*** Begin section ***

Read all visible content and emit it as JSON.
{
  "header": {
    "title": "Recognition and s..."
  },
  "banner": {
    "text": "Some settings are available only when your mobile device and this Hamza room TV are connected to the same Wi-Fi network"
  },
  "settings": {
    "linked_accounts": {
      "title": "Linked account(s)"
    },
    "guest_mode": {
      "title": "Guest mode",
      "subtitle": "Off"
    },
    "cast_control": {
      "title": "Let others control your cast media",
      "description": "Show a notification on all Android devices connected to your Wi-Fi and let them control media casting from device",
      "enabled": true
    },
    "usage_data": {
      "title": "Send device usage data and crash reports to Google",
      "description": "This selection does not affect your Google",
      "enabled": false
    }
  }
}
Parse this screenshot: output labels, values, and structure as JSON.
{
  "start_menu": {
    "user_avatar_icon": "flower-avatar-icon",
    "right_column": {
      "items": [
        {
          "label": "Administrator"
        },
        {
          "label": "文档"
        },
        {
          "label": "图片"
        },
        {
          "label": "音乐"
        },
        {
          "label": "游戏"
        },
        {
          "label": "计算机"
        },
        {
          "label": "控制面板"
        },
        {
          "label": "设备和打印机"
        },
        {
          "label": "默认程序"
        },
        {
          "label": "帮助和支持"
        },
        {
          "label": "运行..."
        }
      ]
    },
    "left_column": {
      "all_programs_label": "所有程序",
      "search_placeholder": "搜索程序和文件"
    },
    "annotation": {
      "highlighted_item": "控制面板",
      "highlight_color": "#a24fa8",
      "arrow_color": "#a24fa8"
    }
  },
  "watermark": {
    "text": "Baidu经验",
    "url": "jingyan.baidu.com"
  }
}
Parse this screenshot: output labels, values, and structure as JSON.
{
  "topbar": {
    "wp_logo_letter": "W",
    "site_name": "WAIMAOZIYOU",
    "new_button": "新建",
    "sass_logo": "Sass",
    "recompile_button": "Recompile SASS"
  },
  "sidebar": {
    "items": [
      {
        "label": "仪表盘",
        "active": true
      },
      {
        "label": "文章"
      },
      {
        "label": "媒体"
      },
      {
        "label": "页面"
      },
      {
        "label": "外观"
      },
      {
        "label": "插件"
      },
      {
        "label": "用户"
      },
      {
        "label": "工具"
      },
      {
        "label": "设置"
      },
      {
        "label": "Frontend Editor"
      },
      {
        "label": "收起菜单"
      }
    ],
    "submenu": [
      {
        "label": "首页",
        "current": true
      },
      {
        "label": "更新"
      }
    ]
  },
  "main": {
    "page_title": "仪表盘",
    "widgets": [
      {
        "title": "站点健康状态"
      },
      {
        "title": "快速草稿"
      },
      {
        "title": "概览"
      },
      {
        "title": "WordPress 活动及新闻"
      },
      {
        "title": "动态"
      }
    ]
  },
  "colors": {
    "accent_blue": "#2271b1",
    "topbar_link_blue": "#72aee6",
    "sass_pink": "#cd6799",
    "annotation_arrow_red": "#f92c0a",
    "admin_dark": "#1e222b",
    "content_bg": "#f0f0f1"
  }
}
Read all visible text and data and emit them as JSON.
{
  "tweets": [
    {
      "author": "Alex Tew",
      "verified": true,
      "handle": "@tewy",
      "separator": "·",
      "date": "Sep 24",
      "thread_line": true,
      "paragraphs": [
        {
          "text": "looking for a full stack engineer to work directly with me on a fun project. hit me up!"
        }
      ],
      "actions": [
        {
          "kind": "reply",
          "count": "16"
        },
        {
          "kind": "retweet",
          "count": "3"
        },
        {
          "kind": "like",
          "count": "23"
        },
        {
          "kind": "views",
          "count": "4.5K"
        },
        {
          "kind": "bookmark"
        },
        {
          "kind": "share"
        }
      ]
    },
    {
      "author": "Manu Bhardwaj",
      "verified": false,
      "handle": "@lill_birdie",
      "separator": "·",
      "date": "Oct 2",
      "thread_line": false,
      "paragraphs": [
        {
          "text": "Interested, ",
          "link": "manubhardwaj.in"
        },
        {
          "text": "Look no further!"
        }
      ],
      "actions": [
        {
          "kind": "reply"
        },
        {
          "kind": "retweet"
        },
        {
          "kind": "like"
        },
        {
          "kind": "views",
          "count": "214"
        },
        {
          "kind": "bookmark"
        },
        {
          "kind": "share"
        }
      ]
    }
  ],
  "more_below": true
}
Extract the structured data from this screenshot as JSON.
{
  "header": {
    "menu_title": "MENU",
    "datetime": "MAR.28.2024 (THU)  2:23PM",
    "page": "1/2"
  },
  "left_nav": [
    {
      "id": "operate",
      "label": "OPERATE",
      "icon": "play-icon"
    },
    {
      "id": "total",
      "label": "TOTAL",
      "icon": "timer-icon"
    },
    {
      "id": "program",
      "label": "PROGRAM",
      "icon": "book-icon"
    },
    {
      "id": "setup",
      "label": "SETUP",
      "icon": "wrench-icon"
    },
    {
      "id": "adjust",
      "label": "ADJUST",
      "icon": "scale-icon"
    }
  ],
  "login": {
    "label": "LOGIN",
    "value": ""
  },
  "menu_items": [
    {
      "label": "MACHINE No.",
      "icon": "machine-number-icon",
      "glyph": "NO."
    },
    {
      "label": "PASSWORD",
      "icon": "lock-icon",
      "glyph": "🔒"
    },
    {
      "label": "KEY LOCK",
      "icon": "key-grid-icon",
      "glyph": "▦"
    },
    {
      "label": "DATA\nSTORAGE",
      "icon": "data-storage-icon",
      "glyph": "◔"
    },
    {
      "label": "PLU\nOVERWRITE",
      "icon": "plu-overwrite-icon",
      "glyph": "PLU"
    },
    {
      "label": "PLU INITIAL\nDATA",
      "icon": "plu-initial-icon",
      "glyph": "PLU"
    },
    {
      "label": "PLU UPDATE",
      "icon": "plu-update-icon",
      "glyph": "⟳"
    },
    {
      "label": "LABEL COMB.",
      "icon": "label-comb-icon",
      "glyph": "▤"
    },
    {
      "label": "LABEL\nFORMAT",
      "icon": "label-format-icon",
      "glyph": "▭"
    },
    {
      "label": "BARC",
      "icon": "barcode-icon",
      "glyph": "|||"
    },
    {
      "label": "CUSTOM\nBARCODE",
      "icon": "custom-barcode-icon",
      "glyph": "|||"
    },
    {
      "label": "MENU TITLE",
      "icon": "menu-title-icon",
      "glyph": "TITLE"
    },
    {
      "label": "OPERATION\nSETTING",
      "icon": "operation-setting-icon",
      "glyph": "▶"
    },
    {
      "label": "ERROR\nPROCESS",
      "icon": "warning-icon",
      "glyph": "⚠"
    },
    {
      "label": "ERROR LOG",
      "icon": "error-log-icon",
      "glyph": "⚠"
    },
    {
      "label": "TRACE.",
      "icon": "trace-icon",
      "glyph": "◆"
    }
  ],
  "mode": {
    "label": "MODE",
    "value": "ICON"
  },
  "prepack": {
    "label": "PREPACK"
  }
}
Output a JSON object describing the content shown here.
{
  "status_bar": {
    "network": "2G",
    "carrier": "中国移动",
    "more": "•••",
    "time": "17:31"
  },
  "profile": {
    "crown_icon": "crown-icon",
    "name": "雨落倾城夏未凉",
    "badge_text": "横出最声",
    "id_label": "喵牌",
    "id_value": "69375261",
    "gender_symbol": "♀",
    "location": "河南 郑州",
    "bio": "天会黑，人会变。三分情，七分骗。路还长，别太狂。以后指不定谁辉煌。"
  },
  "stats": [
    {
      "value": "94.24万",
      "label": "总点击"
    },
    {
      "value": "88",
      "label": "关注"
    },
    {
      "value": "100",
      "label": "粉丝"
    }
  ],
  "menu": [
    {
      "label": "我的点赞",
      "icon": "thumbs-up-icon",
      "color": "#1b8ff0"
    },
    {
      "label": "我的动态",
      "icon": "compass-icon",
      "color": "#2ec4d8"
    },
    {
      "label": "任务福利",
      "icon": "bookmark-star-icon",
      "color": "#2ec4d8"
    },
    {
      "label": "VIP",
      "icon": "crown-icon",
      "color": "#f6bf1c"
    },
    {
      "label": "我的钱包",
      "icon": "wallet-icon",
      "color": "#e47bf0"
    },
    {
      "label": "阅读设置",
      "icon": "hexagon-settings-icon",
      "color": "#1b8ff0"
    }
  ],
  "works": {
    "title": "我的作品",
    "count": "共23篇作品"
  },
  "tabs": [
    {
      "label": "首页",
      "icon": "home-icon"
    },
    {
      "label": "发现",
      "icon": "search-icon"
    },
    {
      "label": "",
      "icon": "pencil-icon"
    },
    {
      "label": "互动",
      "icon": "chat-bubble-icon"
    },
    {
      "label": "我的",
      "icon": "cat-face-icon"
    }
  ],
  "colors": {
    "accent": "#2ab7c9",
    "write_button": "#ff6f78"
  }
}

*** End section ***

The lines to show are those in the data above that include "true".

* _Answer space_:
      "enabled": true
        "active": true
        "current": true
      "verified": true,
      "thread_line": true,
  "more_below": true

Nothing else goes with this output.